Every entry below must be retyped exactly, and the pictures must be left out.

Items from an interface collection
--

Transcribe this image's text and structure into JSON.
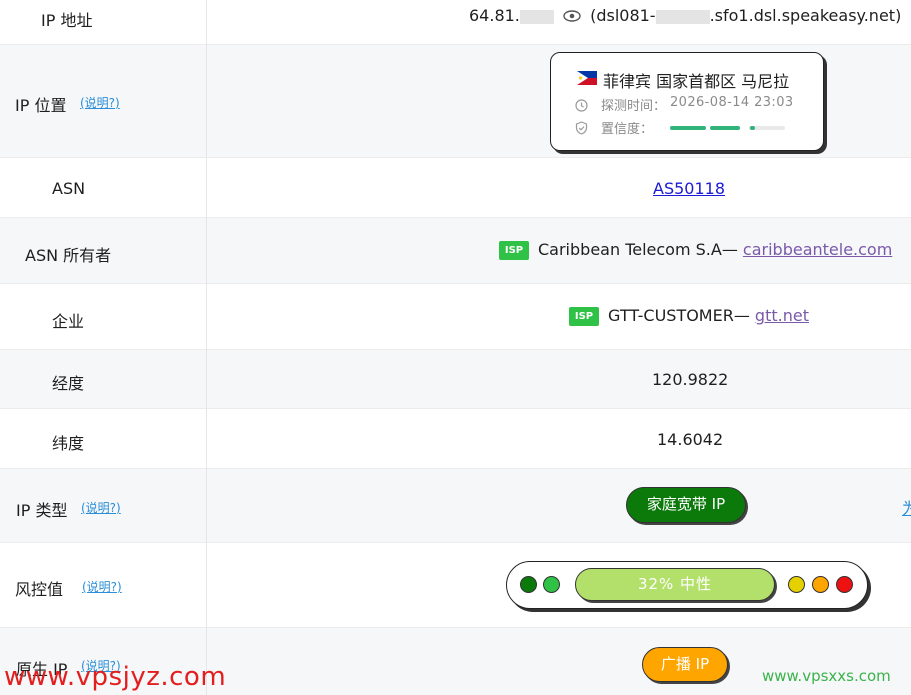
{
  "rows": {
    "ip_address": {
      "label": "IP 地址",
      "ip_prefix": "64.81.",
      "host_prefix": "(dsl081-",
      "host_suffix": ".sfo1.dsl.speakeasy.net)"
    },
    "ip_location": {
      "label": "IP 位置",
      "help": "(说明?)",
      "card": {
        "location": "菲律宾 国家首都区 马尼拉",
        "detected_label": "探测时间：",
        "detected_value": "2026-08-14 23:03",
        "confidence_label": "置信度：",
        "confidence_color": "#2fb37a"
      }
    },
    "asn": {
      "label": "ASN",
      "value": "AS50118"
    },
    "asn_owner": {
      "label": "ASN 所有者",
      "badge": "ISP",
      "name": "Caribbean Telecom S.A— ",
      "domain": "caribbeantele.com"
    },
    "enterprise": {
      "label": "企业",
      "badge": "ISP",
      "name": "GTT-CUSTOMER— ",
      "domain": "gtt.net"
    },
    "longitude": {
      "label": "经度",
      "value": "120.9822"
    },
    "latitude": {
      "label": "纬度",
      "value": "14.6042"
    },
    "ip_type": {
      "label": "IP 类型",
      "help": "(说明?)",
      "value": "家庭宽带 IP",
      "color": "#0b7a0b",
      "edge_text": "为"
    },
    "risk": {
      "label": "风控值",
      "help": "(说明?)",
      "value": "32%  中性",
      "score_percent": 32,
      "colors": {
        "dark_green": "#0b7a0b",
        "green": "#2fc247",
        "yellow": "#e6d100",
        "orange": "#ffa500",
        "red": "#ee1111",
        "bar": "#b3e06a"
      }
    },
    "native_ip": {
      "label": "原生 IP",
      "help": "(说明?)",
      "value": "广播 IP",
      "color": "#ffa500"
    }
  },
  "watermarks": {
    "left": "www.vpsjyz.com",
    "right": "www.vpsxxs.com"
  }
}
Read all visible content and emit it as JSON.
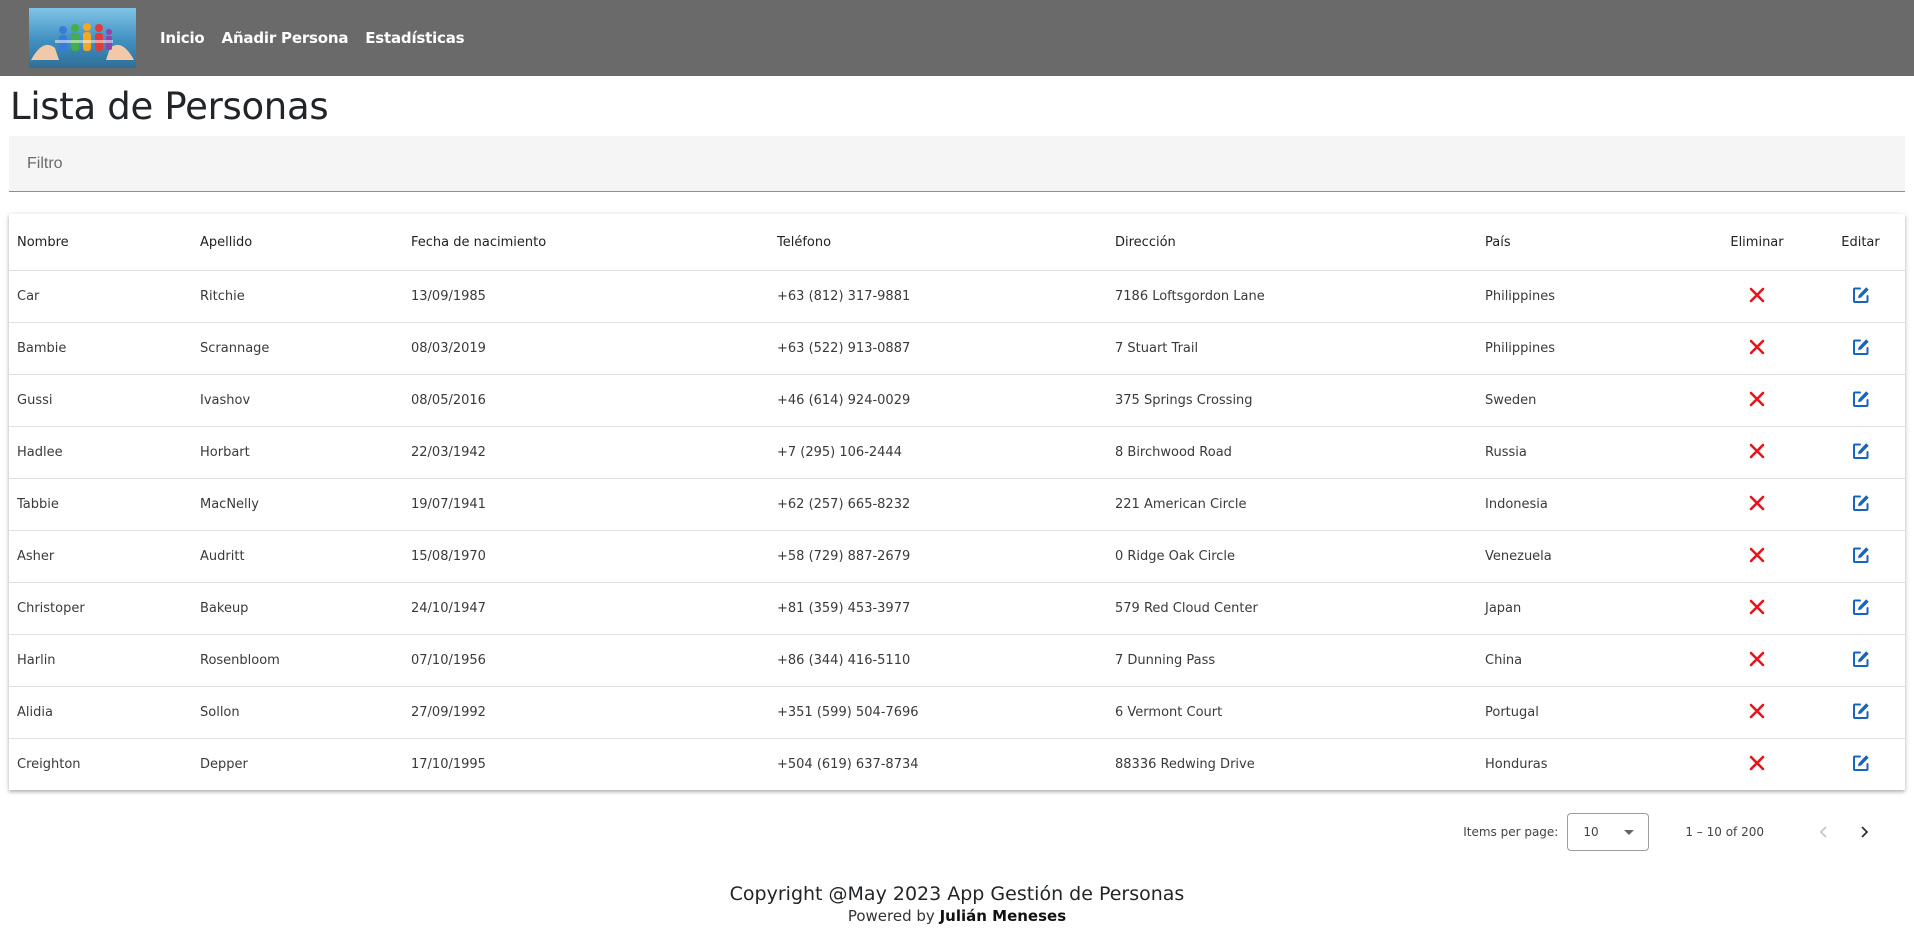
{
  "nav": {
    "links": [
      "Inicio",
      "Añadir Persona",
      "Estadísticas"
    ]
  },
  "page_title": "Lista de Personas",
  "filter": {
    "placeholder": "Filtro"
  },
  "table": {
    "headers": [
      "Nombre",
      "Apellido",
      "Fecha de nacimiento",
      "Teléfono",
      "Dirección",
      "País",
      "Eliminar",
      "Editar"
    ],
    "rows": [
      [
        "Car",
        "Ritchie",
        "13/09/1985",
        "+63 (812) 317-9881",
        "7186 Loftsgordon Lane",
        "Philippines"
      ],
      [
        "Bambie",
        "Scrannage",
        "08/03/2019",
        "+63 (522) 913-0887",
        "7 Stuart Trail",
        "Philippines"
      ],
      [
        "Gussi",
        "Ivashov",
        "08/05/2016",
        "+46 (614) 924-0029",
        "375 Springs Crossing",
        "Sweden"
      ],
      [
        "Hadlee",
        "Horbart",
        "22/03/1942",
        "+7 (295) 106-2444",
        "8 Birchwood Road",
        "Russia"
      ],
      [
        "Tabbie",
        "MacNelly",
        "19/07/1941",
        "+62 (257) 665-8232",
        "221 American Circle",
        "Indonesia"
      ],
      [
        "Asher",
        "Audritt",
        "15/08/1970",
        "+58 (729) 887-2679",
        "0 Ridge Oak Circle",
        "Venezuela"
      ],
      [
        "Christoper",
        "Bakeup",
        "24/10/1947",
        "+81 (359) 453-3977",
        "579 Red Cloud Center",
        "Japan"
      ],
      [
        "Harlin",
        "Rosenbloom",
        "07/10/1956",
        "+86 (344) 416-5110",
        "7 Dunning Pass",
        "China"
      ],
      [
        "Alidia",
        "Sollon",
        "27/09/1992",
        "+351 (599) 504-7696",
        "6 Vermont Court",
        "Portugal"
      ],
      [
        "Creighton",
        "Depper",
        "17/10/1995",
        "+504 (619) 637-8734",
        "88336 Redwing Drive",
        "Honduras"
      ]
    ]
  },
  "paginator": {
    "items_per_page_label": "Items per page:",
    "items_per_page_value": "10",
    "range": "1 – 10 of 200"
  },
  "footer": {
    "copyright": "Copyright @May 2023 App Gestión de Personas",
    "powered_prefix": "Powered by",
    "author": "Julián Meneses"
  },
  "colors": {
    "navbar": "#6b6a6b",
    "delete_icon": "#e8141c",
    "edit_icon": "#1565c0"
  },
  "icons": {
    "delete": "close-icon",
    "edit": "edit-icon",
    "prev": "chevron-left-icon",
    "next": "chevron-right-icon"
  }
}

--

## COMPLETED TASK:
Transcribe this image's text and structure into JSON.
{
  "rows": {
    "ip_address": {
      "label": "IP 地址",
      "ip_prefix": "64.81.",
      "host_prefix": "(dsl081-",
      "host_suffix": ".sfo1.dsl.speakeasy.net)"
    },
    "ip_location": {
      "label": "IP 位置",
      "help": "(说明?)",
      "card": {
        "location": "菲律宾 国家首都区 马尼拉",
        "detected_label": "探测时间：",
        "detected_value": "2026-08-14 23:03",
        "confidence_label": "置信度：",
        "confidence_color": "#2fb37a"
      }
    },
    "asn": {
      "label": "ASN",
      "value": "AS50118"
    },
    "asn_owner": {
      "label": "ASN 所有者",
      "badge": "ISP",
      "name": "Caribbean Telecom S.A— ",
      "domain": "caribbeantele.com"
    },
    "enterprise": {
      "label": "企业",
      "badge": "ISP",
      "name": "GTT-CUSTOMER— ",
      "domain": "gtt.net"
    },
    "longitude": {
      "label": "经度",
      "value": "120.9822"
    },
    "latitude": {
      "label": "纬度",
      "value": "14.6042"
    },
    "ip_type": {
      "label": "IP 类型",
      "help": "(说明?)",
      "value": "家庭宽带 IP",
      "color": "#0b7a0b",
      "edge_text": "为"
    },
    "risk": {
      "label": "风控值",
      "help": "(说明?)",
      "value": "32%  中性",
      "score_percent": 32,
      "colors": {
        "dark_green": "#0b7a0b",
        "green": "#2fc247",
        "yellow": "#e6d100",
        "orange": "#ffa500",
        "red": "#ee1111",
        "bar": "#b3e06a"
      }
    },
    "native_ip": {
      "label": "原生 IP",
      "help": "(说明?)",
      "value": "广播 IP",
      "color": "#ffa500"
    }
  },
  "watermarks": {
    "left": "www.vpsjyz.com",
    "right": "www.vpsxxs.com"
  }
}
Read all visible content and emit it as JSON.
{
  "nav": {
    "links": [
      "Inicio",
      "Añadir Persona",
      "Estadísticas"
    ]
  },
  "page_title": "Lista de Personas",
  "filter": {
    "placeholder": "Filtro"
  },
  "table": {
    "headers": [
      "Nombre",
      "Apellido",
      "Fecha de nacimiento",
      "Teléfono",
      "Dirección",
      "País",
      "Eliminar",
      "Editar"
    ],
    "rows": [
      [
        "Car",
        "Ritchie",
        "13/09/1985",
        "+63 (812) 317-9881",
        "7186 Loftsgordon Lane",
        "Philippines"
      ],
      [
        "Bambie",
        "Scrannage",
        "08/03/2019",
        "+63 (522) 913-0887",
        "7 Stuart Trail",
        "Philippines"
      ],
      [
        "Gussi",
        "Ivashov",
        "08/05/2016",
        "+46 (614) 924-0029",
        "375 Springs Crossing",
        "Sweden"
      ],
      [
        "Hadlee",
        "Horbart",
        "22/03/1942",
        "+7 (295) 106-2444",
        "8 Birchwood Road",
        "Russia"
      ],
      [
        "Tabbie",
        "MacNelly",
        "19/07/1941",
        "+62 (257) 665-8232",
        "221 American Circle",
        "Indonesia"
      ],
      [
        "Asher",
        "Audritt",
        "15/08/1970",
        "+58 (729) 887-2679",
        "0 Ridge Oak Circle",
        "Venezuela"
      ],
      [
        "Christoper",
        "Bakeup",
        "24/10/1947",
        "+81 (359) 453-3977",
        "579 Red Cloud Center",
        "Japan"
      ],
      [
        "Harlin",
        "Rosenbloom",
        "07/10/1956",
        "+86 (344) 416-5110",
        "7 Dunning Pass",
        "China"
      ],
      [
        "Alidia",
        "Sollon",
        "27/09/1992",
        "+351 (599) 504-7696",
        "6 Vermont Court",
        "Portugal"
      ],
      [
        "Creighton",
        "Depper",
        "17/10/1995",
        "+504 (619) 637-8734",
        "88336 Redwing Drive",
        "Honduras"
      ]
    ]
  },
  "paginator": {
    "items_per_page_label": "Items per page:",
    "items_per_page_value": "10",
    "range": "1 – 10 of 200"
  },
  "footer": {
    "copyright": "Copyright @May 2023 App Gestión de Personas",
    "powered_prefix": "Powered by",
    "author": "Julián Meneses"
  },
  "colors": {
    "navbar": "#6b6a6b",
    "delete_icon": "#e8141c",
    "edit_icon": "#1565c0"
  },
  "icons": {
    "delete": "close-icon",
    "edit": "edit-icon",
    "prev": "chevron-left-icon",
    "next": "chevron-right-icon"
  }
}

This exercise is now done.